Entries provided>

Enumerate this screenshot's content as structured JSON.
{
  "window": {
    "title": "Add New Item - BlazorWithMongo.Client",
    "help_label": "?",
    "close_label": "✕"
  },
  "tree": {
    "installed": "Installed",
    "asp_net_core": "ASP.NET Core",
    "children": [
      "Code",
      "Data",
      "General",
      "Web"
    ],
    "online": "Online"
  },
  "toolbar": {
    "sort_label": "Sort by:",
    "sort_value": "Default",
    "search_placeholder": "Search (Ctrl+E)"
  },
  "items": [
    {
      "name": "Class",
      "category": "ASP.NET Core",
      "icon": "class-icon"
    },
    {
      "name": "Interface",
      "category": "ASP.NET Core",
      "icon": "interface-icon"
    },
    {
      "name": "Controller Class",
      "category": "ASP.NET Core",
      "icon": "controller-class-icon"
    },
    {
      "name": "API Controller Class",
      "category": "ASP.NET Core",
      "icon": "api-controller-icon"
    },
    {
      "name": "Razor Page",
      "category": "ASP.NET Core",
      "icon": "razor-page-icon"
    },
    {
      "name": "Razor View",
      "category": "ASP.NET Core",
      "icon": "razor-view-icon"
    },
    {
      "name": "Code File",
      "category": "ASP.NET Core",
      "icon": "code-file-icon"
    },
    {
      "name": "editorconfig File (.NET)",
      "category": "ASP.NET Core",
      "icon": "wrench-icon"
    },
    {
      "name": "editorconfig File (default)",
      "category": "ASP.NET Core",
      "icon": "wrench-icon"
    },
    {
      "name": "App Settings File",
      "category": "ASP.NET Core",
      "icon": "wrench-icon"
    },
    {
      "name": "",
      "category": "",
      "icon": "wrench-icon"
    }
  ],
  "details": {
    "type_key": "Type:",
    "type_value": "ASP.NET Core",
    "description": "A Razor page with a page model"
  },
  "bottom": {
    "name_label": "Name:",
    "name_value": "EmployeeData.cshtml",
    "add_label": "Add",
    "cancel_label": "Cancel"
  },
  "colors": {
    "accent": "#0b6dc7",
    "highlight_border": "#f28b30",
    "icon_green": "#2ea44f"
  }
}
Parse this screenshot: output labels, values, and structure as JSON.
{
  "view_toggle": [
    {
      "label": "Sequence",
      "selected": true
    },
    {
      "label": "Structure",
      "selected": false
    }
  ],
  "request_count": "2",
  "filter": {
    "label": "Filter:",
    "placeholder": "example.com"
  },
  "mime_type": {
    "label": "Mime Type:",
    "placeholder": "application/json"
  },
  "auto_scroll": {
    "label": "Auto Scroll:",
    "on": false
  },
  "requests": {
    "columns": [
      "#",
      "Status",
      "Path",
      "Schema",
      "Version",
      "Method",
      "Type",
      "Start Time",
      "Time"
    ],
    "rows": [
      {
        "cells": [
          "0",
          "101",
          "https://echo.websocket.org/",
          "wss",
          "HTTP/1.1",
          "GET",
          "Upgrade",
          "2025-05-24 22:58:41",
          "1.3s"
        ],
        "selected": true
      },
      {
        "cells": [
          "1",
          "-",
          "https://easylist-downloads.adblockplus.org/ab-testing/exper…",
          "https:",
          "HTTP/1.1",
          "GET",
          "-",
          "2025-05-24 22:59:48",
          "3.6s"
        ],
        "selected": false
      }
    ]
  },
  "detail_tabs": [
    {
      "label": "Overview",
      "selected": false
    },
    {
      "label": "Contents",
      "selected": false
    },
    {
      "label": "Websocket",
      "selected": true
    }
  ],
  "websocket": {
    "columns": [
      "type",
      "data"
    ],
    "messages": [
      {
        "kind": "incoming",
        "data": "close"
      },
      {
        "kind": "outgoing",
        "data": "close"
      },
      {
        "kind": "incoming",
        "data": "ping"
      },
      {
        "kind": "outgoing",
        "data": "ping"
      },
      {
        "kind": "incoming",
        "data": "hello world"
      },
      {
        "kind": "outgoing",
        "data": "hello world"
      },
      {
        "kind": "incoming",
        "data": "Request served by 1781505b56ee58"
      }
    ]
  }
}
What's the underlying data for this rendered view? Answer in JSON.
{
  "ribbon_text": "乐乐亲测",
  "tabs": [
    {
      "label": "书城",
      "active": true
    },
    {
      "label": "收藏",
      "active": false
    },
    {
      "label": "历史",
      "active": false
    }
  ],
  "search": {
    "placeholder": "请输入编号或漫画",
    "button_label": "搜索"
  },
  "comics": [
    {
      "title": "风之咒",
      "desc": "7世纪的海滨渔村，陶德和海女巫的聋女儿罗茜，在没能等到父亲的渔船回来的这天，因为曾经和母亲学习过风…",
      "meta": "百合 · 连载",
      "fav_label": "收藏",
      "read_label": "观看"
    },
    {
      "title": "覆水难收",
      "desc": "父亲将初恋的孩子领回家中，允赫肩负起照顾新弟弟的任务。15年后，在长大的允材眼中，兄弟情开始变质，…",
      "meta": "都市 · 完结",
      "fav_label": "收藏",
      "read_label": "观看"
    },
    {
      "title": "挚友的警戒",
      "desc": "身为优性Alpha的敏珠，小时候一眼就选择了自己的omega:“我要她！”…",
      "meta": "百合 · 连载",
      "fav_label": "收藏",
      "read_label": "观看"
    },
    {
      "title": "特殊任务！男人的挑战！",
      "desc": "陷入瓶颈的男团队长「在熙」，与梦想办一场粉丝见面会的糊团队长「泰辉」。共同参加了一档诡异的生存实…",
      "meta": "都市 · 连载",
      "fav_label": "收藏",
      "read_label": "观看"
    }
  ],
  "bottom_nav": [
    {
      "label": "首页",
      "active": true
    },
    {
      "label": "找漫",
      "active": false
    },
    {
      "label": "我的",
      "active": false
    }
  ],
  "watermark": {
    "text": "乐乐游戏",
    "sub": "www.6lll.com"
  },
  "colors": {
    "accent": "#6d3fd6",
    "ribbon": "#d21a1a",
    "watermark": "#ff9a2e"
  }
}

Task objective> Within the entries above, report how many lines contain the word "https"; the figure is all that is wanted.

Exercise solution> 3